Encouraging active, and safe, travel
The railway is always going to fight against the car to win back the travelling public. One of Go-Ahead’s mantras is to encourage people to walk and cycle if they can, and then take trains and buses for longer journeys. Cars should only be used if there is no alternative. Active travel must be fully integrated into the transport experience. Firstly, bicycle storage on the trains themselves is essential. We’ve already started integrating more bike storage into our bus designs. In our bus fleet in East Yorkshire for example, we’re encouraging people to cycle in the surrounding areas by bringing their bikes onto designated storage areas within our buses.
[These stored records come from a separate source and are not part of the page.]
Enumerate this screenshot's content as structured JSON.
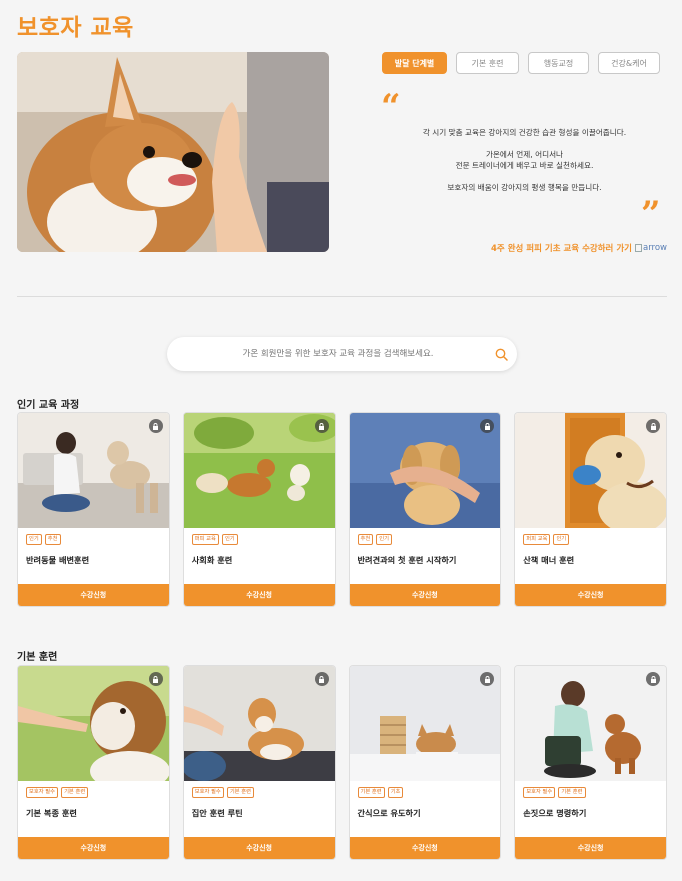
{
  "page": {
    "title": "보호자 교육"
  },
  "tabs": [
    {
      "label": "발달 단계별",
      "active": true
    },
    {
      "label": "기본 훈련",
      "active": false
    },
    {
      "label": "행동교정",
      "active": false
    },
    {
      "label": "건강&케어",
      "active": false
    }
  ],
  "intro": {
    "quote_open": "“",
    "quote_close": "”",
    "line1": "각 시기 맞춤 교육은 강아지의 건강한 습관 형성을 이끌어줍니다.",
    "line2": "가온에서 언제, 어디서나",
    "line3": "전문 트레이너에게 배우고 바로 실천하세요.",
    "line4": "보호자의 배움이 강아지의 평생 행복을 만듭니다.",
    "cta_label": "4주 완성 퍼피 기초 교육 수강하러 가기",
    "cta_img_alt": "arrow"
  },
  "search": {
    "placeholder": "가온 회원만을 위한 보호자 교육 과정을 검색해보세요."
  },
  "sections": {
    "popular": {
      "title": "인기 교육 과정",
      "cards": [
        {
          "badges": [
            "인기",
            "추천"
          ],
          "title": "반려동물 배변훈련",
          "enroll": "수강신청"
        },
        {
          "badges": [
            "퍼피 교육",
            "인기"
          ],
          "title": "사회화 훈련",
          "enroll": "수강신청"
        },
        {
          "badges": [
            "추천",
            "인기"
          ],
          "title": "반려견과의 첫 훈련 시작하기",
          "enroll": "수강신청"
        },
        {
          "badges": [
            "퍼피 교육",
            "인기"
          ],
          "title": "산책 매너 훈련",
          "enroll": "수강신청"
        }
      ]
    },
    "basic": {
      "title": "기본 훈련",
      "cards": [
        {
          "badges": [
            "보호자 필수",
            "기본 훈련"
          ],
          "title": "기본 복종 훈련",
          "enroll": "수강신청"
        },
        {
          "badges": [
            "보호자 필수",
            "기본 훈련"
          ],
          "title": "집안 훈련 루틴",
          "enroll": "수강신청"
        },
        {
          "badges": [
            "기본 훈련",
            "기초"
          ],
          "title": "간식으로 유도하기",
          "enroll": "수강신청"
        },
        {
          "badges": [
            "보호자 필수",
            "기본 훈련"
          ],
          "title": "손짓으로 명령하기",
          "enroll": "수강신청"
        }
      ]
    }
  },
  "colors": {
    "accent": "#f0922c"
  }
}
Under our blueprints, we’re considering secure cabinets as a means to storing folding bicycles, with vertical racks at the end of carriages capable of holding full-size bikes. We believe that many more of our customers will arrive at stations by bicycle, with an expectation that their bikes can be onboarded comfortably onto trains. And, of course, there’s the question of safety. We need to keep up our enhanced cleaning regimes, while also offering more alternatives for customers to be safe. We propose the installation of permanent hand sanitiser dispensers, antimicrobial finishes and touchless doors. This reflects the greater public awareness of hygiene we’ve seen over the past two years, but also indicates our resilience and how we can be resilient and stronger in the future. The world has changed, and we need to adapt to it. The railways of Britain can’t afford to keep the status quo. We need to reassess, regroup, and consider what’s important for the changing needs of our passengers, in order to be robust and resilient for the future.